Freeside AtlantaNot long after entering I was greeted by a member, my new pal [Steven], who turned out to be the president of the group. After a quick exchange of pleasantries [Steven] started showing me around. My first impression was that the place was inviting. It seemed pretty big and there was little clutter. There were plenty of tables for working on your project and shelves with parts and components. These spare parts were not piled all over the shelves but were in boxes labeled with what was inside. I liked this because it was neat, tidy and it would be easy to find exactly what you were looking for. I know from experience that keeping this level of organization is hard in a community workshop environment.
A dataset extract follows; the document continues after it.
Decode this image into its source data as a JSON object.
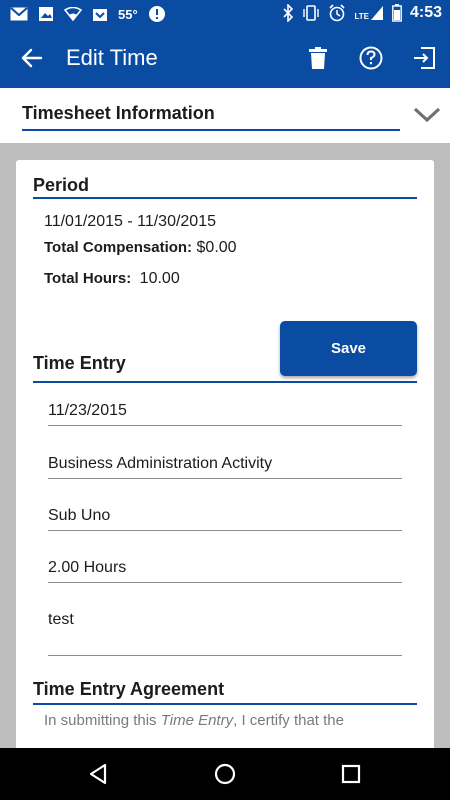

Freeside AtlantaGetting back to the tour, I was shown a separate dedicated classroom that holds 16 students, complete with dry erase boards. I passed a bunch of open work areas and tables as we continued into the space. A little further down there was a lounge area with couches and a huge projection screen next to the kitchen where I enjoyed some member-baked cookies. At that point I thought I had seen the entire space, but I was wrong, there was another door along what I thought was the back wall. That is the entrance to the shop area.

The front part of the space was pretty big, the shop was at least as large. I later found out that the entire place is about 5500 sqft. They have a pretty capable wood shop with work benches, a table saw, miter saw, planner, etc, not to mention plenty of hand and power tools. Moving a little further back there is a metal shop complete with mills, lathes and welders. There’s also a little CNC Router for cutting out parts. If this wasn’t enough so far, there’s a CO2 laser cutter, which was my favorite part of the tour….

[Read more...]

Adventures in Hackerspacing: Hackyard Athens, Part I

Hackyard Athens

It’s funny how quickly it can all come together. If there’s a hackerspace or makerspace in your area, I hope you’ve gone by to see what it’s like. If there isn’t, you can always start your own…

That notion seems so simple, doesn’t it? Round up a few like-minded folks, find a space—any space—shove them and some equipment into it. Two years of attempted round-ups and shove-ins, however, is enough to discourage the most passionate of would-be hackerspacers. By all predictions, the effort to start a hackerspace in Athens, GA was a marathon, a gradual advance culminating in a hard-earned workspace. But that’s not what happened. Hackyard Athens erupted into being.

In only one week.

[Read more...]

Follow

Get every new post delivered to your Inbox.

Join 92,170 other followers